Jury duty is an important civic responsibility for American adults. Whether or not an individual ultimately ends up being a juror, he or she must still report for jury duty when called, which usually means missing work.
In Florida, it is illegal to fire or threaten to fire an employee because of jury duty obligations. But in a recent wrongful termination lawsuit, a 49-year-old South Florida woman alleges that her employers did just that.
The woman was hired in mid November and was terminated less than a month later. After returning home from the office holiday party on Dec. 13, she called the jury hotline and discovered that she was required to report for duty the next day.
She says she texted her office manager right away and also followed up with emails and texts the next morning to other company officials at the real estate company where she worked.
She received a voicemail while in the jury room. When she listened to the message during a break, she found out she had been fired.
The woman has since sued her former employer for the firing, but company officials claim that her firing was not related to jury duty. Instead, officials said, the woman was in a probationary period and was fired because of performance issues.
But the plaintiff's attorney doesn't buy this argument. He says: "What this employer did was unspeakable - and hiding behind a probationary period is a pretext. There was no indication she'd be fired. She even went to the holiday party the night before."
Jury duty may be an inconvenience to our daily lives, but it is an important civic duty as well as integral to our legal system. But in lawsuits like this, there may be one silver lining: If the woman can present a strong case, she may find most jurors to be quite sympathetic.
Source: WPTV.com, "Fired for jury duty?

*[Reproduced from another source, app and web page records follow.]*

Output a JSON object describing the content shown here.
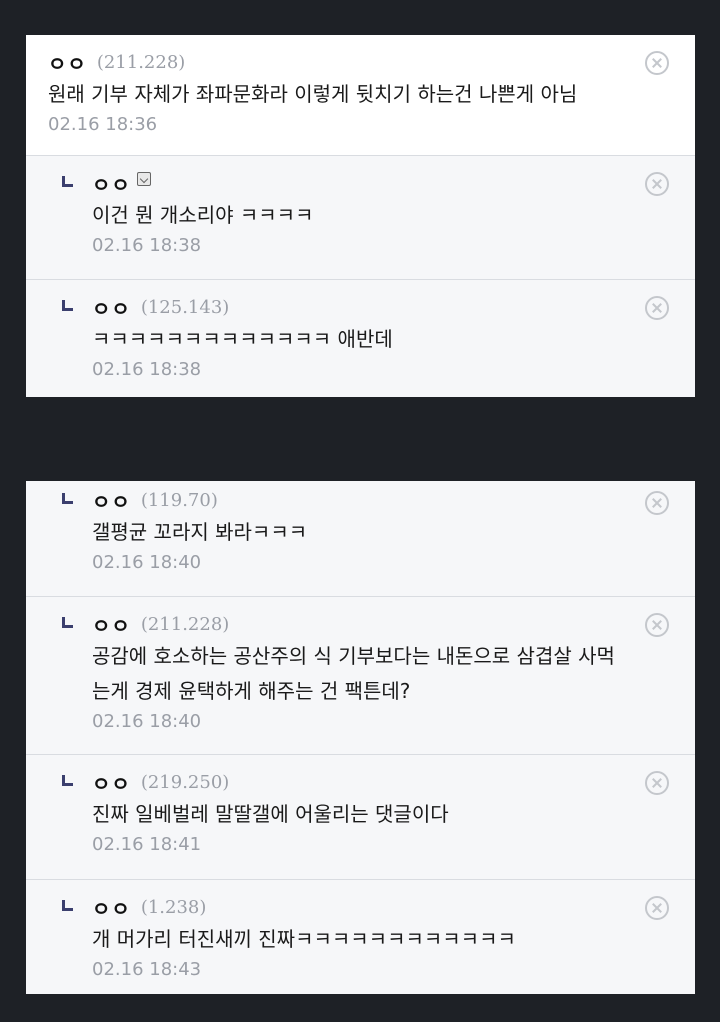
{
  "panel_1": {
    "comments": [
      {
        "nick": "ㅇㅇ",
        "ip": "(211.228)",
        "text": "원래 기부 자체가 좌파문화라 이렇게 뒷치기 하는건 나쁜게 아님",
        "time": "02.16 18:36"
      },
      {
        "nick": "ㅇㅇ",
        "ip": "",
        "member_icon": "member-badge-icon",
        "text": "이건 뭔 개소리야 ㅋㅋㅋㅋ",
        "time": "02.16 18:38"
      },
      {
        "nick": "ㅇㅇ",
        "ip": "(125.143)",
        "text": "ㅋㅋㅋㅋㅋㅋㅋㅋㅋㅋㅋㅋㅋ 애반데",
        "time": "02.16 18:38"
      }
    ]
  },
  "panel_2": {
    "comments": [
      {
        "nick": "ㅇㅇ",
        "ip": "(119.70)",
        "text": "갤평균 꼬라지 봐라ㅋㅋㅋ",
        "time": "02.16 18:40"
      },
      {
        "nick": "ㅇㅇ",
        "ip": "(211.228)",
        "text_line1": "공감에 호소하는 공산주의 식 기부보다는 내돈으로 삼겹살 사먹",
        "text_line2": "는게 경제 윤택하게 해주는 건 팩튼데?",
        "time": "02.16 18:40"
      },
      {
        "nick": "ㅇㅇ",
        "ip": "(219.250)",
        "text": "진짜 일베벌레 말딸갤에 어울리는 댓글이다",
        "time": "02.16 18:41"
      },
      {
        "nick": "ㅇㅇ",
        "ip": "(1.238)",
        "text": "개 머가리 터진새끼 진짜ㅋㅋㅋㅋㅋㅋㅋㅋㅋㅋㅋㅋ",
        "time": "02.16 18:43"
      }
    ]
  },
  "colors": {
    "background": "#1e2126",
    "panel": "#f6f7f9",
    "reply_mark": "#3b3f6e",
    "meta_text": "#9a9ea6"
  }
}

Jane Trejo-Beverly, Naples woman, sues employer Island Title 5 Star Agency," Aisling Swift, Jan. 5, 2011